How to Select Eggplants
Remember the 2 S’s when selecting eggplants at the grocery store: smooth and shiny. The skin of an eggplant should be free of wrinkles and blemishes and have a nice glow. Wrinkles indicate that the eggplant is past its prime. So does squishiness, so choose eggplants that are on the firmer side. This includes the stem. The stem should be firm, not mushy. Like most other produce, you want to select eggplants that are heavy for their size. Beware of large eggplants. They tend to be bitter and contain large seeds, so select ones of medium or small size.
When Are Eggplants in Season?
Eggplants are plump and glossy, with firm, meaty flesh. This close cousin of the tomato is available throughout the year but is at its peak from July to October. You’ll know you have a good one if it feels weighty and is shiny and firm.
Varieties of Eggplants
The most commonly known variety of eggplant is the globe eggplant, also known as the American eggplant. They are short, bulbous, and deep purple colored. This type is an excellent all-purpose eggplant because of its meaty texture and its content as a protein source.
Fairy Tale eggplants have attractive purple and white stripes along their plump bodies. They’re sweet to taste and have tender flesh, great for quick grilling.
Chinese eggplant, similar to Japanese eggplant, is long and narrow with a light purple exterior and white flesh. It is less bitter than globe eggplant and also has fewer seeds. This variety of eggplant is easy to slice, making it excellent for sauteing.
Graffiti eggplant, also known as Sicilian or zebra eggplant, looks like the fairy tale variety with its purple and white striping. Its skin is thin, and its seeds are small, which makes this variety suitable for pureeing or eating whole. You can use these like you would the globe eggplant.
Baby or Indian eggplants look like grapes or cherries. They are small, dark purple, and round. They are often used in Indian curries and other Indian dishes.
Little Green Eggplants is pale green and plump. They have a mild flavor, and the flesh becomes creamy when cooked. The Rosa Bianca eggplant has a mild flavor, void of the usual bitterness of other eggplants. Its small rotund body is pale purple and has delicate flesh.
Eggplant Nutrition Facts & Benefits
One cup of cubed, raw eggplant provides,
- approx 20.5 calories
- 0.1 grams of fat
- 0.8 grams of protein
- 4.8 grams of carbohydrates
- 2.9 grams of natural sugar
- 2.4 grams of fiber
Here are just a few of the many ways that eggplants can benefit your health:
1) Eggplant contains manganese, a mineral that helps maintain bone health.
2) Eggplant is a fiber-rich fruit. Fiber helps to regulate your bowel movements, digestion, and metabolism.

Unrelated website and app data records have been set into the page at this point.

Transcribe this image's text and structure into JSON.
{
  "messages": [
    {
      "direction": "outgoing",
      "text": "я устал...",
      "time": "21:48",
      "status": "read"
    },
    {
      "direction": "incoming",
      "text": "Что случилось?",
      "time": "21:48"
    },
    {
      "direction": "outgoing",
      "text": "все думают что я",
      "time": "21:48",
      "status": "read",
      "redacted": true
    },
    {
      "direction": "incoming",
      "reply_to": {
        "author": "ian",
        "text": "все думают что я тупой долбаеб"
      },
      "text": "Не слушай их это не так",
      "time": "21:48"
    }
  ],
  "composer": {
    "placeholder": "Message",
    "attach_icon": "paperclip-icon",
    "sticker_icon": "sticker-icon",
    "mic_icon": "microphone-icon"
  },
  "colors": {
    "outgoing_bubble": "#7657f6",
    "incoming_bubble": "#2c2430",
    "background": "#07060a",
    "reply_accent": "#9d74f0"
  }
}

Consuming dietary fiber is also associated with reduced risk of cardiovascular disease, type 2 diabetes, and certain cancers.
How to Store Eggplants

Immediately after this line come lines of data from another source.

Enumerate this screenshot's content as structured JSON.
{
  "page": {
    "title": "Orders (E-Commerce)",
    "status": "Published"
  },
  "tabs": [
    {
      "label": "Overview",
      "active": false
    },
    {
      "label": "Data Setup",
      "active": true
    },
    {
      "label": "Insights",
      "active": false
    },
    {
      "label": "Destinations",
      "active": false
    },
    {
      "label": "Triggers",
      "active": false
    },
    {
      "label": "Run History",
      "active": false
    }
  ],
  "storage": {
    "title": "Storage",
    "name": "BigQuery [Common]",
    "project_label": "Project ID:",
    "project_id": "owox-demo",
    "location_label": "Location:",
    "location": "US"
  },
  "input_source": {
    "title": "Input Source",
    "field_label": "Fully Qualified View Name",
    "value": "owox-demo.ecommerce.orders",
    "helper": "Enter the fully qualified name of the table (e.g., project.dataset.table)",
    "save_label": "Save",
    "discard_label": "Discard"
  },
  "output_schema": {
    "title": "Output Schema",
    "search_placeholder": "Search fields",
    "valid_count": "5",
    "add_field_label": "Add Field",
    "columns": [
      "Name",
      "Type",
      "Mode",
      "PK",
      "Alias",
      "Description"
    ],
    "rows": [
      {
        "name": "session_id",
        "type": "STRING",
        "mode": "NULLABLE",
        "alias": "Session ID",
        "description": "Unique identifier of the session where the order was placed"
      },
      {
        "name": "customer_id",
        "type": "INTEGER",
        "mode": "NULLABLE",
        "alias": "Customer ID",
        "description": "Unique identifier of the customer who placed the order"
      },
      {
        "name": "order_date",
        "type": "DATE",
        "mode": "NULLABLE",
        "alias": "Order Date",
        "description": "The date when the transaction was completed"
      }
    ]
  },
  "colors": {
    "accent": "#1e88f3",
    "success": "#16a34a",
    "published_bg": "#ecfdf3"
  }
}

Eggplants do not have a generous shelf-life, so it’s best to use them within a few days of bringing them home. Eggplants are temperature sensitive. They do best in a cool, dry place away from sunlight (like a pantry). They don’t like temperatures under 50 degrees but if your house gets hot and humid in the summer, the fridge still might be the best place to store them. If you do choose to refrigerate your eggplants, first wrap them in a paper towel then place them in a perforated plastic bag. Store in the crisper section.
Whether you store them at room temperature or in the fridge, be sure to keep them away from high ethylene-producing produce like bananas, avocados, apples, and tomatoes. Eggplants bruise easily, so always handle with care.

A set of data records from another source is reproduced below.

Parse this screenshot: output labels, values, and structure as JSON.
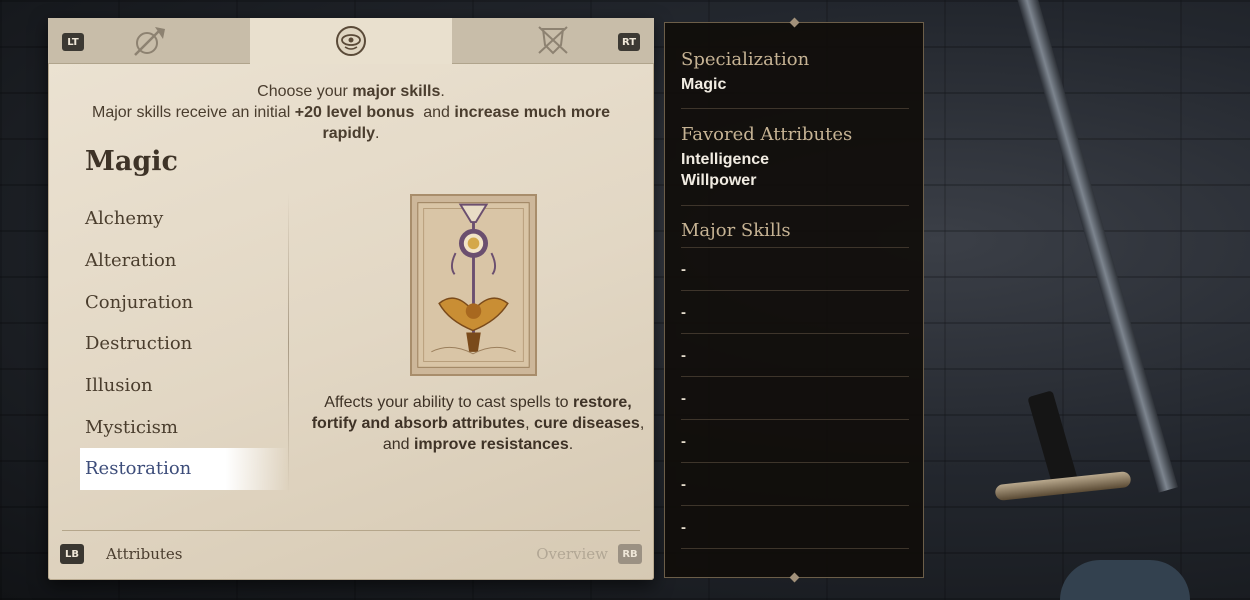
{
  "tabs": [
    {
      "icon": "axe-shield-icon",
      "state": "inactive"
    },
    {
      "icon": "magic-eye-icon",
      "state": "active"
    },
    {
      "icon": "thief-mask-icon",
      "state": "inactive"
    }
  ],
  "controller": {
    "left_tab_button": "LT",
    "right_tab_button": "RT",
    "back_button": "LB",
    "next_button": "RB"
  },
  "intro": {
    "line1_prefix": "Choose your ",
    "line1_bold": "major skills",
    "line1_suffix": ".",
    "line2_prefix": "Major skills receive an initial ",
    "line2_bold1": "+20 level bonus",
    "line2_mid": "  and ",
    "line2_bold2": "increase much more rapidly",
    "line2_suffix": "."
  },
  "category": {
    "title": "Magic",
    "skills": [
      "Alchemy",
      "Alteration",
      "Conjuration",
      "Destruction",
      "Illusion",
      "Mysticism",
      "Restoration"
    ],
    "selected_index": 6
  },
  "description": {
    "part1": "Affects your ability to cast spells to ",
    "bold1": "restore, fortify and absorb attributes",
    "part2": ", ",
    "bold2": "cure diseases",
    "part3": ", and ",
    "bold3": "improve resistances",
    "part4": "."
  },
  "footer": {
    "left_label": "Attributes",
    "right_label": "Overview"
  },
  "summary": {
    "specialization_heading": "Specialization",
    "specialization_value": "Magic",
    "attributes_heading": "Favored Attributes",
    "attributes": [
      "Intelligence",
      "Willpower"
    ],
    "major_skills_heading": "Major Skills",
    "major_skills": [
      "-",
      "-",
      "-",
      "-",
      "-",
      "-",
      "-"
    ]
  },
  "colors": {
    "parchment": "#e6dccb",
    "selected_skill": "#3d4d7a",
    "panel_bg": "#100d0a",
    "heading_gold": "#c6b394"
  }
}
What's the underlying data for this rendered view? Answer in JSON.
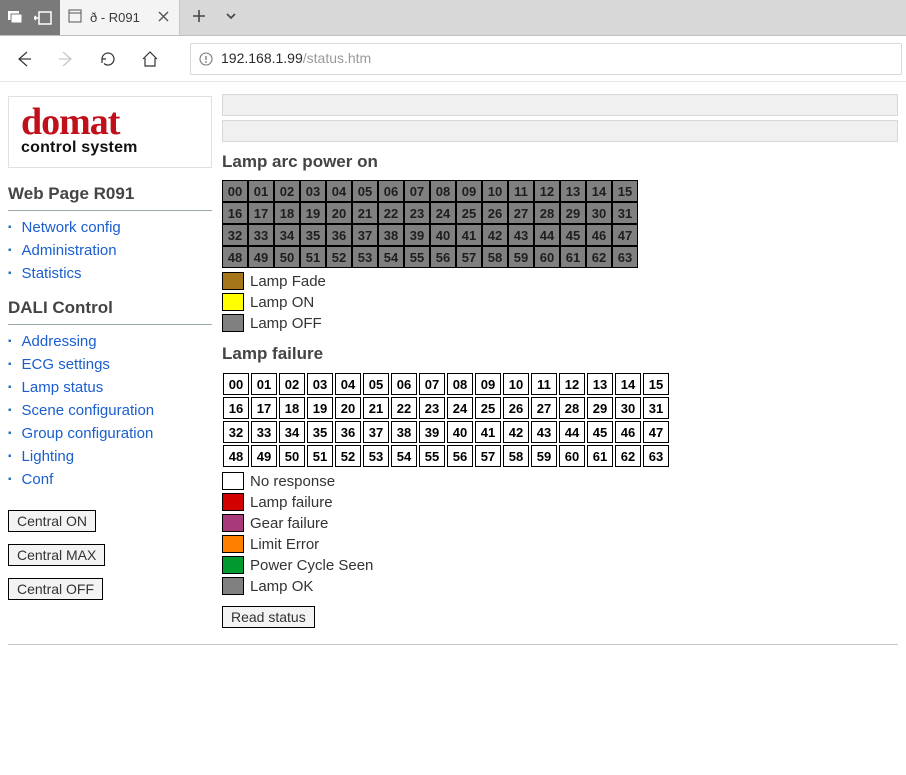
{
  "browser": {
    "tab_title": "ð - R091",
    "url_host": "192.168.1.99",
    "url_path": "/status.htm"
  },
  "logo": {
    "line1": "domat",
    "line2": "control system"
  },
  "sidebar": {
    "section1": {
      "title": "Web Page R091",
      "items": [
        "Network config",
        "Administration",
        "Statistics"
      ]
    },
    "section2": {
      "title": "DALI Control",
      "items": [
        "Addressing",
        "ECG settings",
        "Lamp status",
        "Scene configuration",
        "Group configuration",
        "Lighting",
        "Conf"
      ]
    },
    "buttons": [
      "Central ON",
      "Central MAX",
      "Central OFF"
    ]
  },
  "arc": {
    "title": "Lamp arc power on",
    "cells": [
      "00",
      "01",
      "02",
      "03",
      "04",
      "05",
      "06",
      "07",
      "08",
      "09",
      "10",
      "11",
      "12",
      "13",
      "14",
      "15",
      "16",
      "17",
      "18",
      "19",
      "20",
      "21",
      "22",
      "23",
      "24",
      "25",
      "26",
      "27",
      "28",
      "29",
      "30",
      "31",
      "32",
      "33",
      "34",
      "35",
      "36",
      "37",
      "38",
      "39",
      "40",
      "41",
      "42",
      "43",
      "44",
      "45",
      "46",
      "47",
      "48",
      "49",
      "50",
      "51",
      "52",
      "53",
      "54",
      "55",
      "56",
      "57",
      "58",
      "59",
      "60",
      "61",
      "62",
      "63"
    ],
    "legend": [
      {
        "label": "Lamp Fade",
        "color": "#a6761b"
      },
      {
        "label": "Lamp ON",
        "color": "#ffff00"
      },
      {
        "label": "Lamp OFF",
        "color": "#808080"
      }
    ]
  },
  "failure": {
    "title": "Lamp failure",
    "cells": [
      "00",
      "01",
      "02",
      "03",
      "04",
      "05",
      "06",
      "07",
      "08",
      "09",
      "10",
      "11",
      "12",
      "13",
      "14",
      "15",
      "16",
      "17",
      "18",
      "19",
      "20",
      "21",
      "22",
      "23",
      "24",
      "25",
      "26",
      "27",
      "28",
      "29",
      "30",
      "31",
      "32",
      "33",
      "34",
      "35",
      "36",
      "37",
      "38",
      "39",
      "40",
      "41",
      "42",
      "43",
      "44",
      "45",
      "46",
      "47",
      "48",
      "49",
      "50",
      "51",
      "52",
      "53",
      "54",
      "55",
      "56",
      "57",
      "58",
      "59",
      "60",
      "61",
      "62",
      "63"
    ],
    "legend": [
      {
        "label": "No response",
        "color": "#ffffff"
      },
      {
        "label": "Lamp failure",
        "color": "#d30000"
      },
      {
        "label": "Gear failure",
        "color": "#a83a7b"
      },
      {
        "label": "Limit Error",
        "color": "#ff7f00"
      },
      {
        "label": "Power Cycle Seen",
        "color": "#009a2e"
      },
      {
        "label": "Lamp OK",
        "color": "#808080"
      }
    ]
  },
  "read_button": "Read status"
}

Eggplants can also be frozen. If you won’t be using your eggplant for a while, this is your best storage option. Blanch, bake, or steam the eggplants and freeze. This method works best if you freeze slices or rounds of eggplants. You can also freeze cooked eggplant puree to be used later in stews, dips, and soups.
How to Prepare Eggplants
You can eat eggplant with or without the skin attached – it’s up to you. The skin can be tough, especially if the fruit is substantial, so many people remove it before preparing it to cook. Before you cook your eggplant, salt it to prevent the flesh from becoming soggy. The salting may also remove some of the bitter taste of many varieties of eggplant.
The firm flesh of the eggplant makes a perfect substitute for the pasta strips in lasagna. Just slice it lengthwise and layer it with a baking dish.
If you cut your eggplant into cubes, you can use it in kebabs. Eggplant slices can also be dipped in beaten eggs, breaded, and baked. Another way to eat your eggplant is to roast it, peel it, and serve it in tomato sauce over pasta.
If you prefer something more exotic, consider cubes of eggplant in a delicious curry over basmati rice or in an Asian stirfry with an abundance of other veggies.